But I am somewhat flummoxed by meat pads.

Meat pads are those revolting absorbent liners that sit under your meat, soaking up blood. I am not making that name up, for if you Google “meat pads” you can learn more than you ever wanted to know.

These things — which are not recyclable — always struck me as being like sanitary napkins for meat.

Here’s the odd thing: I’m now finding the meat pads glued to the trays. You want to recycle the tray, but the meat pad is stuck to it, so you have to grab the whole soggy mess and give it a good tug.

Last night one slipped from my hands and the dog ran off with it. To a dog, that’s like finding a pork chop on the floor. As usual, your trash may be someone else’s treasure.

Gratuitous Cat Photo

It’s estimated that there are between 60 and 70 million cats in America — and all of them have their picture on the internet. Not all of them, however,  are doing something interesting like Mia.

She enjoys getting in the bathtub after we shower and staring at water dripping from the faucet. Look! Isn’t that amusing?

About the Weather

The dogs have no complaints.

Stick your head outside. That low rumble you hear is not a plow approaching or snow shifting on the roof, it’s the sound of people complaining

I don’t know if there’s more meteorologist bashing than usual lately, but during these dreadful weeks in the height of winter it reaches a fever pitch.

So why all the weatherman bashing?
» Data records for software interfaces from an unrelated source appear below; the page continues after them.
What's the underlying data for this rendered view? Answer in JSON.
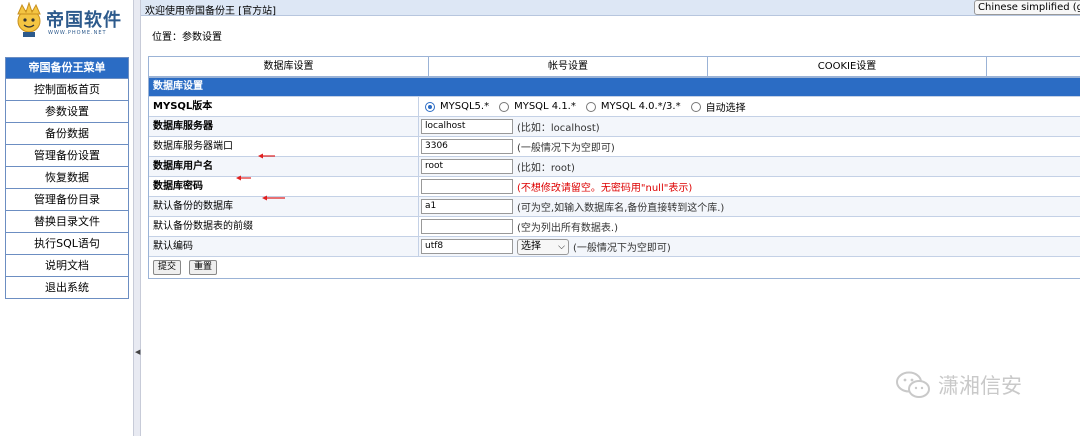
{
  "topbar": {
    "title": "欢迎使用帝国备份王 [官方站]",
    "language": "Chinese simplified (gb23"
  },
  "logo": {
    "name": "帝国软件",
    "sub": "WWW.PHOME.NET"
  },
  "menu": {
    "title": "帝国备份王菜单",
    "items": [
      "控制面板首页",
      "参数设置",
      "备份数据",
      "管理备份设置",
      "恢复数据",
      "管理备份目录",
      "替换目录文件",
      "执行SQL语句",
      "说明文档",
      "退出系统"
    ]
  },
  "breadcrumb": "位置：参数设置",
  "tabs": [
    "数据库设置",
    "帐号设置",
    "COOKIE设置",
    ""
  ],
  "form": {
    "section_title": "数据库设置",
    "mysql_version": {
      "label": "MYSQL版本",
      "options": [
        "MYSQL5.*",
        "MYSQL 4.1.*",
        "MYSQL 4.0.*/3.*",
        "自动选择"
      ],
      "selected": "MYSQL5.*"
    },
    "db_server": {
      "label": "数据库服务器",
      "value": "localhost",
      "hint": "(比如：localhost)"
    },
    "db_port": {
      "label": "数据库服务器端口",
      "value": "3306",
      "hint": "(一般情况下为空即可)"
    },
    "db_user": {
      "label": "数据库用户名",
      "value": "root",
      "hint": "(比如：root)"
    },
    "db_password": {
      "label": "数据库密码",
      "value": "",
      "hint": "(不想修改请留空。无密码用\"null\"表示)"
    },
    "default_db": {
      "label": "默认备份的数据库",
      "value": "a1",
      "hint": "(可为空,如输入数据库名,备份直接转到这个库.)"
    },
    "table_prefix": {
      "label": "默认备份数据表的前缀",
      "value": "",
      "hint": "(空为列出所有数据表.)"
    },
    "charset": {
      "label": "默认编码",
      "value": "utf8",
      "select_label": "选择",
      "hint": "(一般情况下为空即可)"
    },
    "submit_label": "提交",
    "reset_label": "重置"
  },
  "watermark": "潇湘信安",
  "colors": {
    "accent": "#2b6cc4",
    "hint_red": "#dd0000",
    "arrow_red": "#e02020"
  }
}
Because we’ve been programmed to expect accuracy.

For years, local TV has promised that their guy is the smartest, most experienced, and best at forecasting the weather. Nobody knows your weather better than he does. And along with his merry team of meteorologists, he will protect you and your family from weather related death and mayhem.

Please refer to EXHIBIT A.

This makes the meteorologists a little uncomfortable. They will be the first to tell you that predicting the weather is not an exact science, and that there are many variables that can influence what happens.

The public doesn’t really get this, so conventional wisdom holds that they’re wrong all the time.

There’s a reason they call it a forecast and not a promise.

Here’s Your Shovel, What’s Your Hurry?

At the TV station, we used to get complaints about running spots for our school closing coverage. The problem? The commercials would always show how thrilled children are to have a snow day. In the ads, they’d hear that school was cancelled and begin wildly celebrating. Like here:

The people who complained about this were usually educators. They felt we were sending the wrong message by suggesting that a day off from school is a reason to dance around your living room.

I suppose we could have shown children bitterly disappointed that school was postponed, screaming and crying over being forced to stay home. That might have been funnier because it goes against type — but the truth is,  to a ten-year-old a snow day is like hitting the lottery.

Me? I’ve come to see snow days as a throwback to agrarian times, when children were a source of labor. Closing school means that someone will be around all day to help clear the driveway.

For the next few years I won’t have to worry about buying a snow blower. Unfortunately, when the kid leaves for college is when I’ll least be able to afford one.